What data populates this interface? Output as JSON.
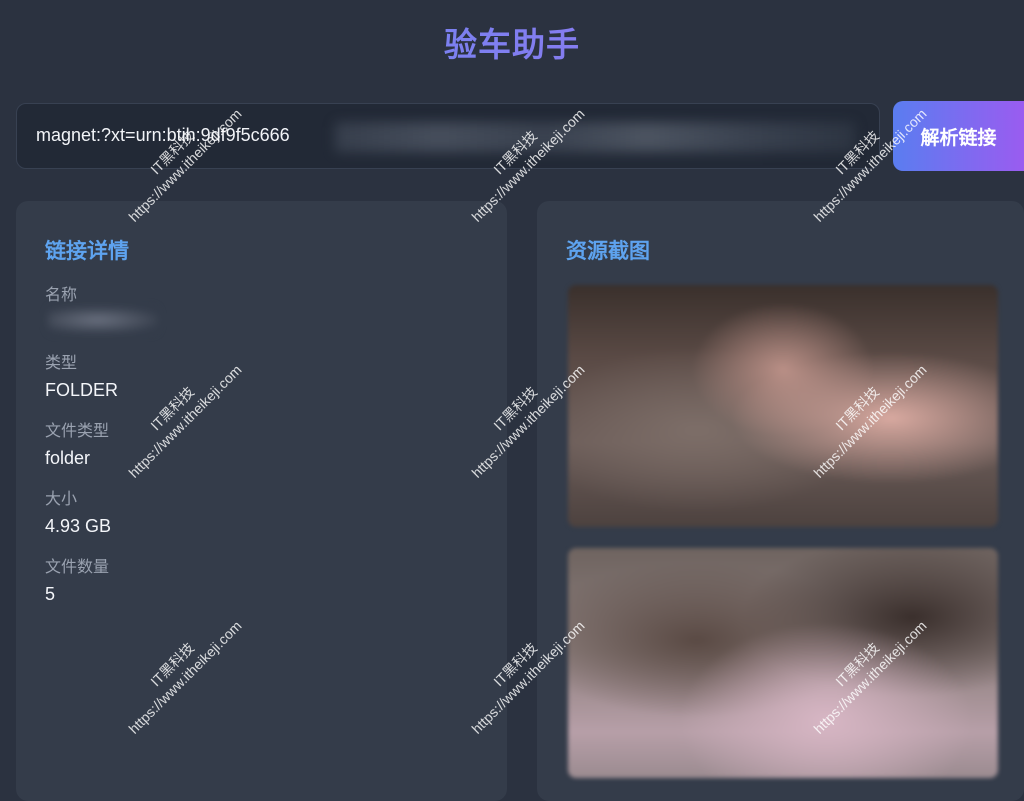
{
  "header": {
    "title": "验车助手"
  },
  "search": {
    "value": "magnet:?xt=urn:btih:9df9f5c666",
    "button_label": "解析链接"
  },
  "details": {
    "heading": "链接详情",
    "fields": [
      {
        "label": "名称",
        "value": ""
      },
      {
        "label": "类型",
        "value": "FOLDER"
      },
      {
        "label": "文件类型",
        "value": "folder"
      },
      {
        "label": "大小",
        "value": "4.93 GB"
      },
      {
        "label": "文件数量",
        "value": "5"
      }
    ]
  },
  "screenshots": {
    "heading": "资源截图"
  },
  "watermark": {
    "line1": "IT黑科技",
    "line2": "https://www.itheikeji.com"
  },
  "colors": {
    "accent_blue": "#5ea3ef",
    "button_gradient_start": "#5a7df0",
    "button_gradient_end": "#9a5cf0",
    "background": "#2b3240",
    "panel": "#343c4a"
  }
}
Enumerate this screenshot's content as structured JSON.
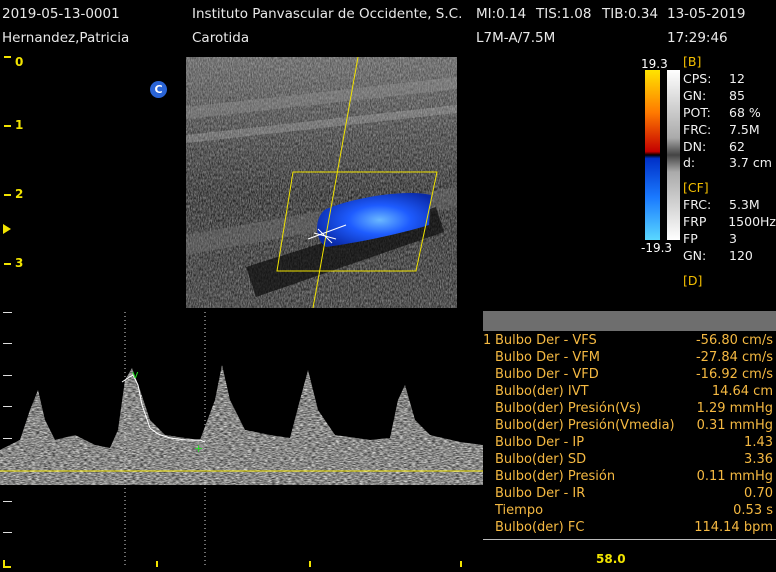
{
  "header": {
    "exam_id": "2019-05-13-0001",
    "patient_name": "Hernandez,Patricia",
    "institution": "Instituto Panvascular de Occidente, S.C.",
    "mi": "MI:0.14",
    "tis": "TIS:1.08",
    "tib": "TIB:0.34",
    "date": "13-05-2019",
    "study": "Carotida",
    "probe": "L7M-A/7.5M",
    "time": "17:29:46"
  },
  "depth_scale": [
    "0",
    "1",
    "2",
    "3"
  ],
  "orientation_marker": "C",
  "color_scale": {
    "max": "19.3",
    "min": "-19.3"
  },
  "params": {
    "b_title": "[B]",
    "b": [
      {
        "k": "CPS:",
        "v": "12"
      },
      {
        "k": "GN:",
        "v": "85"
      },
      {
        "k": "POT:",
        "v": "68 %"
      },
      {
        "k": "FRC:",
        "v": "7.5M"
      },
      {
        "k": "DN:",
        "v": "62"
      },
      {
        "k": "d:",
        "v": "3.7 cm"
      }
    ],
    "cf_title": "[CF]",
    "cf": [
      {
        "k": "FRC:",
        "v": "5.3M"
      },
      {
        "k": "FRP",
        "v": "1500Hz"
      },
      {
        "k": "FP",
        "v": "3"
      },
      {
        "k": "GN:",
        "v": "120"
      }
    ],
    "d_title": "[D]"
  },
  "measurements": [
    {
      "idx": "1",
      "label": "Bulbo Der - VFS",
      "value": "-56.80 cm/s"
    },
    {
      "idx": "",
      "label": "Bulbo Der - VFM",
      "value": "-27.84 cm/s"
    },
    {
      "idx": "",
      "label": "Bulbo Der - VFD",
      "value": "-16.92 cm/s"
    },
    {
      "idx": "",
      "label": "Bulbo(der) IVT",
      "value": "14.64 cm"
    },
    {
      "idx": "",
      "label": "Bulbo(der) Presión(Vs)",
      "value": "1.29 mmHg"
    },
    {
      "idx": "",
      "label": "Bulbo(der) Presión(Vmedia)",
      "value": "0.31 mmHg"
    },
    {
      "idx": "",
      "label": "Bulbo Der - IP",
      "value": "1.43"
    },
    {
      "idx": "",
      "label": "Bulbo(der) SD",
      "value": "3.36"
    },
    {
      "idx": "",
      "label": "Bulbo(der) Presión",
      "value": "0.11 mmHg"
    },
    {
      "idx": "",
      "label": "Bulbo Der - IR",
      "value": "0.70"
    },
    {
      "idx": "",
      "label": "Tiempo",
      "value": "0.53 s"
    },
    {
      "idx": "",
      "label": "Bulbo(der) FC",
      "value": "114.14 bpm"
    }
  ],
  "sweep_speed": "58.0",
  "colors": {
    "accent_yellow": "#f2e400",
    "measure_text": "#f5b942",
    "flow_blue": "#1e5cff",
    "caliper_green": "#22dd22"
  }
}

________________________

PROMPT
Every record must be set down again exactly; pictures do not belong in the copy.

EXPECTED ANSWER
What data populates this interface? Output as JSON.
{
  "header": {
    "title": "验车助手"
  },
  "search": {
    "value": "magnet:?xt=urn:btih:9df9f5c666",
    "button_label": "解析链接"
  },
  "details": {
    "heading": "链接详情",
    "fields": [
      {
        "label": "名称",
        "value": ""
      },
      {
        "label": "类型",
        "value": "FOLDER"
      },
      {
        "label": "文件类型",
        "value": "folder"
      },
      {
        "label": "大小",
        "value": "4.93 GB"
      },
      {
        "label": "文件数量",
        "value": "5"
      }
    ]
  },
  "screenshots": {
    "heading": "资源截图"
  },
  "watermark": {
    "line1": "IT黑科技",
    "line2": "https://www.itheikeji.com"
  },
  "colors": {
    "accent_blue": "#5ea3ef",
    "button_gradient_start": "#5a7df0",
    "button_gradient_end": "#9a5cf0",
    "background": "#2b3240",
    "panel": "#343c4a"
  }
}
Enumerate this screenshot's content as structured JSON.
{
  "header": {
    "exam_id": "2019-05-13-0001",
    "patient_name": "Hernandez,Patricia",
    "institution": "Instituto Panvascular de Occidente, S.C.",
    "mi": "MI:0.14",
    "tis": "TIS:1.08",
    "tib": "TIB:0.34",
    "date": "13-05-2019",
    "study": "Carotida",
    "probe": "L7M-A/7.5M",
    "time": "17:29:46"
  },
  "depth_scale": [
    "0",
    "1",
    "2",
    "3"
  ],
  "orientation_marker": "C",
  "color_scale": {
    "max": "19.3",
    "min": "-19.3"
  },
  "params": {
    "b_title": "[B]",
    "b": [
      {
        "k": "CPS:",
        "v": "12"
      },
      {
        "k": "GN:",
        "v": "85"
      },
      {
        "k": "POT:",
        "v": "68 %"
      },
      {
        "k": "FRC:",
        "v": "7.5M"
      },
      {
        "k": "DN:",
        "v": "62"
      },
      {
        "k": "d:",
        "v": "3.7 cm"
      }
    ],
    "cf_title": "[CF]",
    "cf": [
      {
        "k": "FRC:",
        "v": "5.3M"
      },
      {
        "k": "FRP",
        "v": "1500Hz"
      },
      {
        "k": "FP",
        "v": "3"
      },
      {
        "k": "GN:",
        "v": "120"
      }
    ],
    "d_title": "[D]"
  },
  "measurements": [
    {
      "idx": "1",
      "label": "Bulbo Der - VFS",
      "value": "-56.80 cm/s"
    },
    {
      "idx": "",
      "label": "Bulbo Der - VFM",
      "value": "-27.84 cm/s"
    },
    {
      "idx": "",
      "label": "Bulbo Der - VFD",
      "value": "-16.92 cm/s"
    },
    {
      "idx": "",
      "label": "Bulbo(der) IVT",
      "value": "14.64 cm"
    },
    {
      "idx": "",
      "label": "Bulbo(der) Presión(Vs)",
      "value": "1.29 mmHg"
    },
    {
      "idx": "",
      "label": "Bulbo(der) Presión(Vmedia)",
      "value": "0.31 mmHg"
    },
    {
      "idx": "",
      "label": "Bulbo Der - IP",
      "value": "1.43"
    },
    {
      "idx": "",
      "label": "Bulbo(der) SD",
      "value": "3.36"
    },
    {
      "idx": "",
      "label": "Bulbo(der) Presión",
      "value": "0.11 mmHg"
    },
    {
      "idx": "",
      "label": "Bulbo Der - IR",
      "value": "0.70"
    },
    {
      "idx": "",
      "label": "Tiempo",
      "value": "0.53 s"
    },
    {
      "idx": "",
      "label": "Bulbo(der) FC",
      "value": "114.14 bpm"
    }
  ],
  "sweep_speed": "58.0",
  "colors": {
    "accent_yellow": "#f2e400",
    "measure_text": "#f5b942",
    "flow_blue": "#1e5cff",
    "caliper_green": "#22dd22"
  }
}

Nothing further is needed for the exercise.